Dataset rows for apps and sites
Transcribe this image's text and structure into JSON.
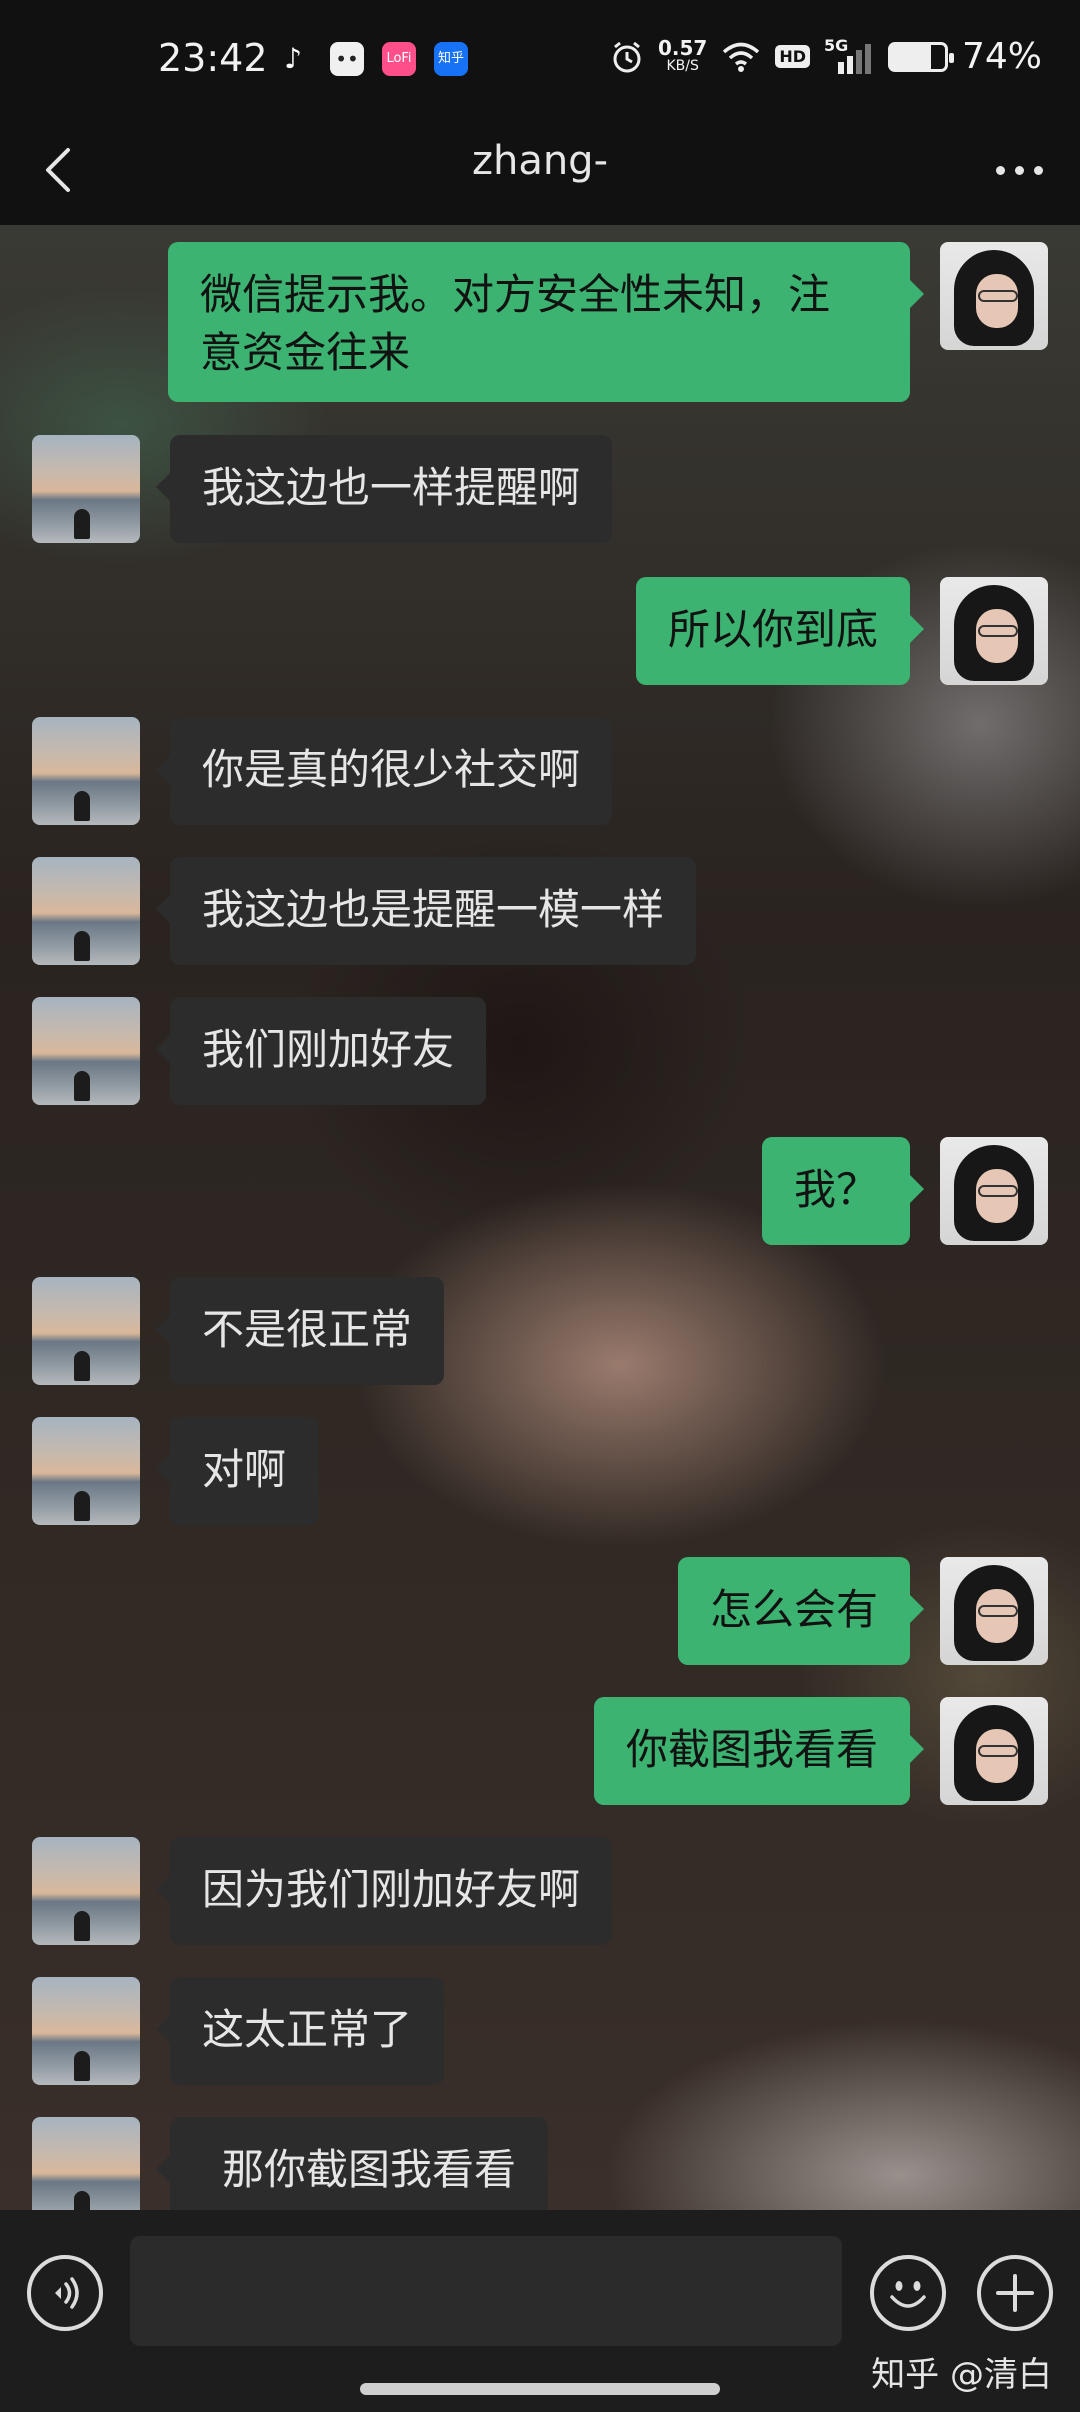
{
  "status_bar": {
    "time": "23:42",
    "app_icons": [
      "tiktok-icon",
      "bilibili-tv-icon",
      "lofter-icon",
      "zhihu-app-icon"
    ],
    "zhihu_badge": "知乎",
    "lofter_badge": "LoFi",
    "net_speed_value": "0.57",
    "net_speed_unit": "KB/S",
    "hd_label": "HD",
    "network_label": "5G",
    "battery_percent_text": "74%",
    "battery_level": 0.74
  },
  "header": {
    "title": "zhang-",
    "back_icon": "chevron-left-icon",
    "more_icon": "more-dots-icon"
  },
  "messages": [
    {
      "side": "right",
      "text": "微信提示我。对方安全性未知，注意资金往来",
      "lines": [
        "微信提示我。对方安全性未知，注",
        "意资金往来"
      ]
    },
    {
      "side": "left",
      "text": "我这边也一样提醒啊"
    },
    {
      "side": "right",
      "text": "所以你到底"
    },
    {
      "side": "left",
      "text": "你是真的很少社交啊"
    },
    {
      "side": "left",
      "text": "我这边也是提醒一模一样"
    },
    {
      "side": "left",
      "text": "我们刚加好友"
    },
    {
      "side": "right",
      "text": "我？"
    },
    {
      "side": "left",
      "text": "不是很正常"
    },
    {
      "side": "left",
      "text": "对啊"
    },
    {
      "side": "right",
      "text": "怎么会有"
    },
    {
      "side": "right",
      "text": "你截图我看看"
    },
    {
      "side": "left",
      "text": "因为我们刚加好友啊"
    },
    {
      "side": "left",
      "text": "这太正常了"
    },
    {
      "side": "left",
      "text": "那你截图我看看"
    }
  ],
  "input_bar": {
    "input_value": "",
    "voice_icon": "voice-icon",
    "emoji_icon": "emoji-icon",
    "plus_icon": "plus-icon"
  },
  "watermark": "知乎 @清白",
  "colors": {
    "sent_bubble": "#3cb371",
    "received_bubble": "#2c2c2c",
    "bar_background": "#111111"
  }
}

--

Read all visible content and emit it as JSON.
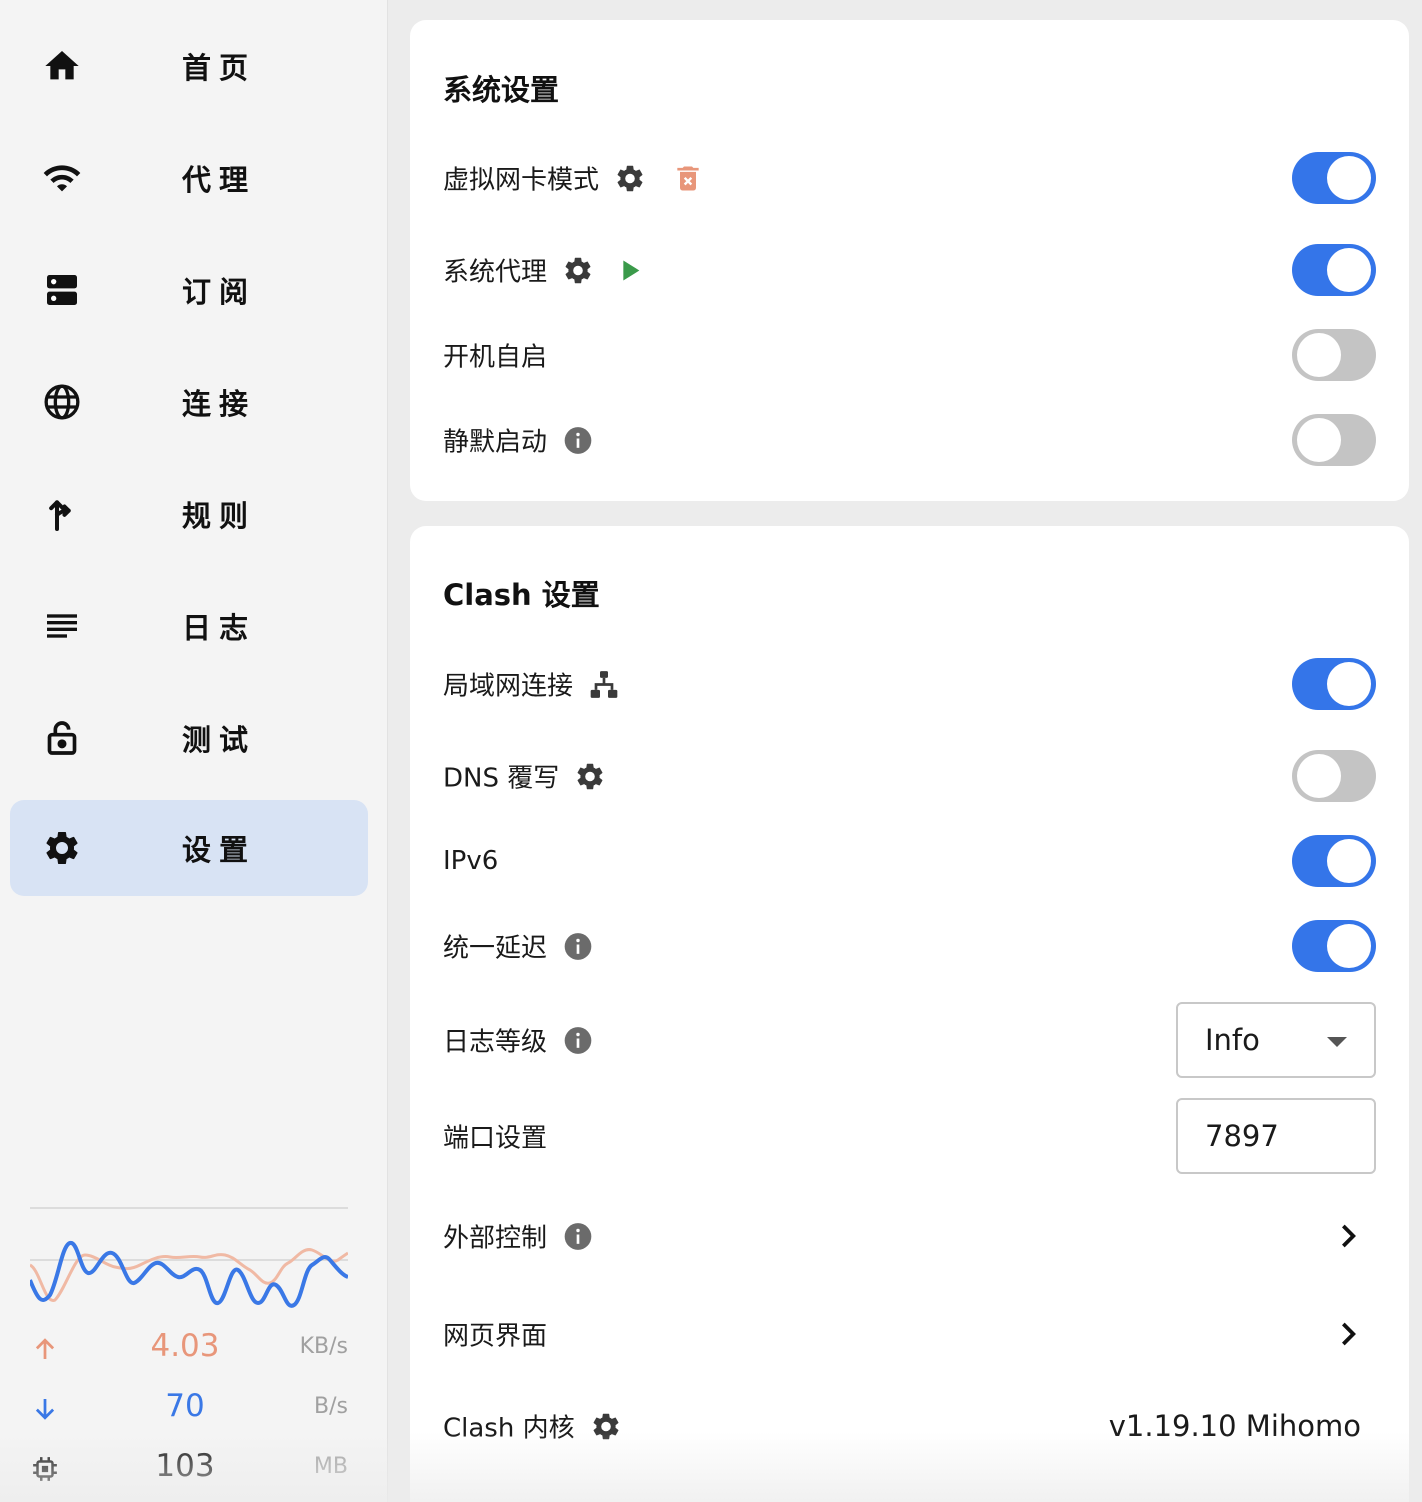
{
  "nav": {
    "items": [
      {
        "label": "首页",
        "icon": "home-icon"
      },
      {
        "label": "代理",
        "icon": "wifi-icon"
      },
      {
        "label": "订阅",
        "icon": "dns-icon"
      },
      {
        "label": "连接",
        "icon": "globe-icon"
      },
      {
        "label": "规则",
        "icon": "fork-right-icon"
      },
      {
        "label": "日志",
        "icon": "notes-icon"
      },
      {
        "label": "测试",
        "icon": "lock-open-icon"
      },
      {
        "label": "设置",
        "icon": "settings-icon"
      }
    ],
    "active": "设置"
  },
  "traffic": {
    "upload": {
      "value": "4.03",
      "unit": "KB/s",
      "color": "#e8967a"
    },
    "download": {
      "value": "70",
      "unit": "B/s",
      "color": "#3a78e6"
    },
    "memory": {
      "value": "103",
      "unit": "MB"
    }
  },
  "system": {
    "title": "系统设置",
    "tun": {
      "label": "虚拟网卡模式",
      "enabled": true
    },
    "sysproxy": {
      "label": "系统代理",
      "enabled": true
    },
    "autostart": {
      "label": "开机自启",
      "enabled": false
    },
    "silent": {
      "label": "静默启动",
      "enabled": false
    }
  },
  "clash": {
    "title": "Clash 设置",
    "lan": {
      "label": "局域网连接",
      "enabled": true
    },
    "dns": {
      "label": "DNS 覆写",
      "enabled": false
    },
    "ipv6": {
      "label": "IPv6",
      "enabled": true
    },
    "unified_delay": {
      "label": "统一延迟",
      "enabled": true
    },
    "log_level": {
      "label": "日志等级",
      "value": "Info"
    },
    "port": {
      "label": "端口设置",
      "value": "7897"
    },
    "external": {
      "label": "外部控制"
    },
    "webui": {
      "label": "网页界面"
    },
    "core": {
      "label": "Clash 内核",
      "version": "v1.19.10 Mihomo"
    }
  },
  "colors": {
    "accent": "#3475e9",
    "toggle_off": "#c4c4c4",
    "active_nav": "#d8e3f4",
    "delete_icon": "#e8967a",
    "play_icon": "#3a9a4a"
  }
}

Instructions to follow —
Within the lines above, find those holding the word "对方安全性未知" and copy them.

Solution for this problem —
      "text": "微信提示我。对方安全性未知，注意资金往来",
        "微信提示我。对方安全性未知，注",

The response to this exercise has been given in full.